**WHAT YOU WILL DO:** Scan the data. Collect each line that contains the word "Network".

━━━━━ DATA RECORDS ━━━━━

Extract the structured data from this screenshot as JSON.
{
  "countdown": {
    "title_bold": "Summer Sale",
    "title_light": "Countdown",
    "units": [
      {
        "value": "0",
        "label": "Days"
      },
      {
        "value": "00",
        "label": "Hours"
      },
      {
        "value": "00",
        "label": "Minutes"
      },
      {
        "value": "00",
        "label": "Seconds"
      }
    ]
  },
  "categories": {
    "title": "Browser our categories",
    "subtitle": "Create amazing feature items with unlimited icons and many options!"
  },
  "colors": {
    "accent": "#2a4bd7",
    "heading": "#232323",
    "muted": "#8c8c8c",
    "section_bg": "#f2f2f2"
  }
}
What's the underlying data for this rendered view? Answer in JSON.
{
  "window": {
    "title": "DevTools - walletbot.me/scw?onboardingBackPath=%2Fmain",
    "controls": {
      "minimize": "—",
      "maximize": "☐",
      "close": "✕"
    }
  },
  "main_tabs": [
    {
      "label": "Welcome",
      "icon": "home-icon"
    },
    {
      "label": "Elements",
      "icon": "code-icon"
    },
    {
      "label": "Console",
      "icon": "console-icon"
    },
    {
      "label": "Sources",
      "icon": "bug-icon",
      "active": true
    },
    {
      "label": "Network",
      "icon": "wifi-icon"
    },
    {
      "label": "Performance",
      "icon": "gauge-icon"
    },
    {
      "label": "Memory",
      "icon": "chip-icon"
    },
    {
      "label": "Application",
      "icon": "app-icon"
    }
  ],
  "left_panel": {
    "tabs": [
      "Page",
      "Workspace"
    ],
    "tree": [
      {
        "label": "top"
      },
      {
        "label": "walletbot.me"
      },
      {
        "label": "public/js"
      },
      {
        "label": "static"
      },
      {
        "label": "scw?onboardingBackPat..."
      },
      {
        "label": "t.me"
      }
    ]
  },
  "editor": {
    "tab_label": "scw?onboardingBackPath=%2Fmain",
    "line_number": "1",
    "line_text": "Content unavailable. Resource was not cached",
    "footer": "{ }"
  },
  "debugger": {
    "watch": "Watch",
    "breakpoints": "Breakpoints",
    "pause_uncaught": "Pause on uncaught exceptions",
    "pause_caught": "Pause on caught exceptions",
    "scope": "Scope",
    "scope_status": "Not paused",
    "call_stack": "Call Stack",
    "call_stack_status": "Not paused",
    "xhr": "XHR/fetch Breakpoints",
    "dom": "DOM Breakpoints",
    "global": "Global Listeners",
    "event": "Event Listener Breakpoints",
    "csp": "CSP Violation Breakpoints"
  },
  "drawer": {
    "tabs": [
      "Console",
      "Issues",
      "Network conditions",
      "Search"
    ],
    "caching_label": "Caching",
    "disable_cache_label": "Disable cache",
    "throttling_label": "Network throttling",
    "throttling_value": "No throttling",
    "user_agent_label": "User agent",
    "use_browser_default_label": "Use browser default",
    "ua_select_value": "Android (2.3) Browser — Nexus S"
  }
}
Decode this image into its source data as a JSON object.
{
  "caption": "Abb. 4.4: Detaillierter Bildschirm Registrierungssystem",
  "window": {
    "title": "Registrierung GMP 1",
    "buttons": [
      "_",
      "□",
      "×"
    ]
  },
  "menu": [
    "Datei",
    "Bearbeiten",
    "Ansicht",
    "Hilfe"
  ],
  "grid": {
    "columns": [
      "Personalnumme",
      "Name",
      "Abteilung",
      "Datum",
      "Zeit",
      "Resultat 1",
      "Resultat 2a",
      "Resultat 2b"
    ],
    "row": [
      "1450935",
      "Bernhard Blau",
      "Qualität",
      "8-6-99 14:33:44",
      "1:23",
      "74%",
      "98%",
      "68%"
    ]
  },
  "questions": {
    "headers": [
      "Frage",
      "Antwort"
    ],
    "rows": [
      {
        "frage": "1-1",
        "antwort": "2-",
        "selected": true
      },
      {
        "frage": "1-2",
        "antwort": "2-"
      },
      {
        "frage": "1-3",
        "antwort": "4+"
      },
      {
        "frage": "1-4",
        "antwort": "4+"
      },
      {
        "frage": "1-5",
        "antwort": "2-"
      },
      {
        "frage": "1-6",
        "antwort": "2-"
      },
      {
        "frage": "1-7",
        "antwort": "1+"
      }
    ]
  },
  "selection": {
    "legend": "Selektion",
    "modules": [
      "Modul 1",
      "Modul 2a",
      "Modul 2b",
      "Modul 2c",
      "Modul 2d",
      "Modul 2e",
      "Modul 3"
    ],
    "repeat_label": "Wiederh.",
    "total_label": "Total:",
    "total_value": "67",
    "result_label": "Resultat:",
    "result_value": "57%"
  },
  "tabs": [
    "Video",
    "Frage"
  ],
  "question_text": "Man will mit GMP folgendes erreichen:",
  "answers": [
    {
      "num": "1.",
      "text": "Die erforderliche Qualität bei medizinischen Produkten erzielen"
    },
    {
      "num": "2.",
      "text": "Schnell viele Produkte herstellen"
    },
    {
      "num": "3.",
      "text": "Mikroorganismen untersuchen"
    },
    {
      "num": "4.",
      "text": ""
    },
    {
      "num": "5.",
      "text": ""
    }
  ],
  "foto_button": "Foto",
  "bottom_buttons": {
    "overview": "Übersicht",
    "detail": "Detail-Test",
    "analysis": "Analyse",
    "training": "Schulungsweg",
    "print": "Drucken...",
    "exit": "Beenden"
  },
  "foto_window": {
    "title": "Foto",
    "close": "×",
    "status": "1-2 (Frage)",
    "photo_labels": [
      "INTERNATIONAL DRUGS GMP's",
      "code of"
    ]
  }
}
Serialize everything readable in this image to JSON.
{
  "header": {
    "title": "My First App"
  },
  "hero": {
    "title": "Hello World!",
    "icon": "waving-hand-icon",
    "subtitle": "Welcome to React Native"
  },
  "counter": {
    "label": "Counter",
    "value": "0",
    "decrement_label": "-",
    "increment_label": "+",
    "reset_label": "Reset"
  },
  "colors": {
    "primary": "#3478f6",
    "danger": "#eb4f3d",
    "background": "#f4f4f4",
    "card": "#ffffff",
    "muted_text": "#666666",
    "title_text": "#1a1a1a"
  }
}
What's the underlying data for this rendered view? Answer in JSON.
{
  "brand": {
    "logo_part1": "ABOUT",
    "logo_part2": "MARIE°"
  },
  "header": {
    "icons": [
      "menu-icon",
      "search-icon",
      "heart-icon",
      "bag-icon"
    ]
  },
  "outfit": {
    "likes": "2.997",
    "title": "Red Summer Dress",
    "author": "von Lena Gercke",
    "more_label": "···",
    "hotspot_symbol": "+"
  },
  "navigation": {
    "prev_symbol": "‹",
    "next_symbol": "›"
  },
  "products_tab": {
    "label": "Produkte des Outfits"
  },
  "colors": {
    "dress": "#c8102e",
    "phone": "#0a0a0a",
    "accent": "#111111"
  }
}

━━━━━

**RESPONSE:**
      "label": "Network",
      "Network conditions",
    "throttling_label": "Network throttling",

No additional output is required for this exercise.